Movie memorabilia has trippled in value in recent years
Our antiques expert Allan Blackburn looks at how the film idustry has created a category of collectables...
Frankly my dear, I don’t give a damn… Unless, that is, you’re a savvy collector, as incredibly, it’s 80 years this week since the premier of ‘Gone with the Wind’. Starring Clark Gable and Vivien Leigh, it’s one of the most popular and successful films of all time, great for a long winter evening.
Movie memorabilia is a really popular field of collecting that, to the envy of many, is attracting growing numbers of new and younger collectors. No longer a niche hobby, collectors have a huge range of often unique pieces: costumes, props, stills and autographs, all sprinkled with a bit of movie stardust.
It’s also a boom area; according to Sotheby’s, authentic props from old films have tripled in value over the last ten years alone. Some beyond all expectations, for example, a Star Wars helmet sold for £3,000 in 1992. Auctioned again in 2017, it fetched £216,000- a 7,000 percent increase in only 13 years!
The highest price recorded (so far!) is for the iconic white halterneck dress Marilyn Monroe wore standing over a subway vent in ‘The Seven Year Itch’. Voted the most iconic movie dress of all time, it sold in 2011 for $4.6 million.
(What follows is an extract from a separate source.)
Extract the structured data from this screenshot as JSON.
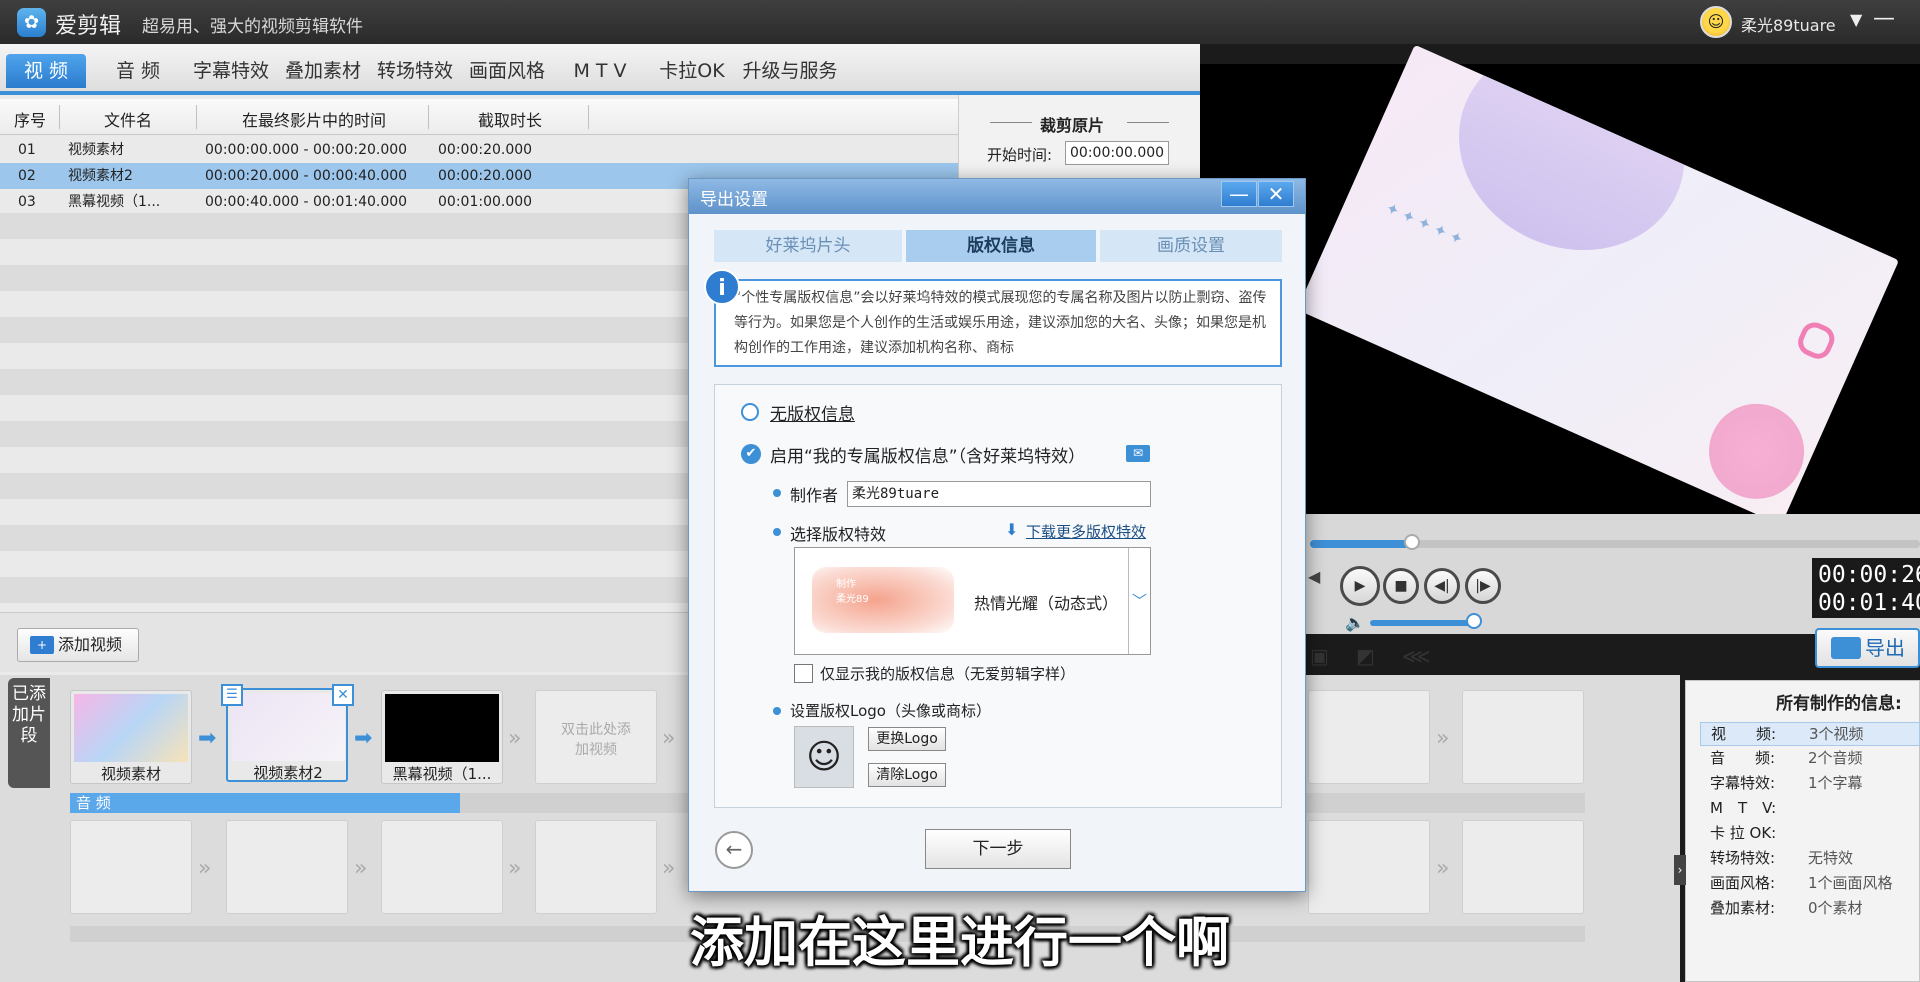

More likely to be within budget, and great as starter gifts, are movie posters. Prices for original film posters have risen consistently and look to continue. A good tip is to seek out collectable film poster artists; this can add value as much as the film title. Older film posters are rare as they were not always preserved, and often damaged by folding (rather than rolling).
We usually have a selection of movie posters in the centre, but they go quickly. Also popular are cards featuring classic movie stars, starting at under £1. Our current range includes ‘Rhett’ himself, Clark Gable!
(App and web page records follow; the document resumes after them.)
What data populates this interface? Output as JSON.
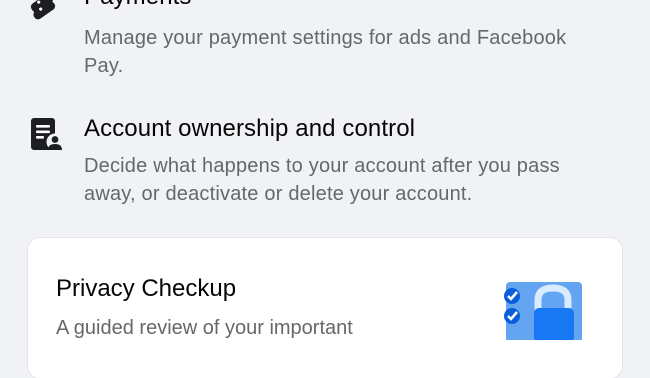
{
  "sections": {
    "payments": {
      "title": "Payments",
      "description": "Manage your payment settings for ads and Facebook Pay.",
      "icon": "tags-icon"
    },
    "account_ownership": {
      "title": "Account ownership and control",
      "description": "Decide what happens to your account after you pass away, or deactivate or delete your account.",
      "icon": "document-person-icon"
    }
  },
  "privacy_checkup": {
    "title": "Privacy Checkup",
    "description": "A guided review of your important",
    "icon": "lock-checklist-illustration"
  }
}
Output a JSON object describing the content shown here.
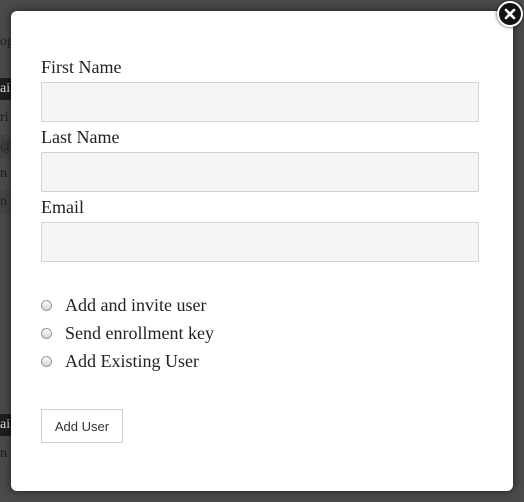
{
  "background": {
    "fragments": [
      "og",
      "ai",
      "ri",
      "@",
      "n",
      "n",
      "ai",
      "n"
    ]
  },
  "form": {
    "first_name_label": "First Name",
    "first_name_value": "",
    "last_name_label": "Last Name",
    "last_name_value": "",
    "email_label": "Email",
    "email_value": "",
    "options": [
      {
        "label": "Add and invite user",
        "selected": false
      },
      {
        "label": "Send enrollment key",
        "selected": false
      },
      {
        "label": "Add Existing User",
        "selected": false
      }
    ],
    "submit_label": "Add User"
  },
  "icons": {
    "close": "close-icon"
  },
  "colors": {
    "overlay": "#3b3b3b",
    "modal_bg": "#ffffff",
    "input_bg": "#f5f5f5",
    "close_bg": "#111111"
  }
}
When considering, ask: is there any supporting documentation to verify an item’s authenticity? Iconic actors who die young or only appeared in a few films mean limited supplies and increased interest.
And, of course, signatures add value, when on the object or photograph (less so when on an accompanying piece of card; as ever, be aware of fakes, reproductions and amalgamations).
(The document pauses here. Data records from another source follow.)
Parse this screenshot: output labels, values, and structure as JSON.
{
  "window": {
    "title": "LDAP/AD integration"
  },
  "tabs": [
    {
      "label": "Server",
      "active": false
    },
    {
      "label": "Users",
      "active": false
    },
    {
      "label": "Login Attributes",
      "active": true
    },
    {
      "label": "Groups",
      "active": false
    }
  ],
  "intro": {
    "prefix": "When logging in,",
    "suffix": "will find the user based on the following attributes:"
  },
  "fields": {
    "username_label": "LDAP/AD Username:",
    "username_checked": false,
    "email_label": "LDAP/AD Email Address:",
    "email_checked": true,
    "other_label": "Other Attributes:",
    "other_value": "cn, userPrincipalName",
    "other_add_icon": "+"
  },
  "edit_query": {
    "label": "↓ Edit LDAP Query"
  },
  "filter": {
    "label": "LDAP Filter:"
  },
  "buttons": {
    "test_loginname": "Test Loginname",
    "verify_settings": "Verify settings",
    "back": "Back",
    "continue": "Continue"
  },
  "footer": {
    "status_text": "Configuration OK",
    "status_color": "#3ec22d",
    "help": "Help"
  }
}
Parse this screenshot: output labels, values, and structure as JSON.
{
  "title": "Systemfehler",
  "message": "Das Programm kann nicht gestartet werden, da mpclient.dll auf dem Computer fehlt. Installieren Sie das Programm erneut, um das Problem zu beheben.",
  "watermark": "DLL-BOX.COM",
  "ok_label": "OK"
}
So what better excuse to snuggle in and enjoy some classic movies, in the name of ‘research’? As Scarlett herself said: “After all, tomorrow is another day!”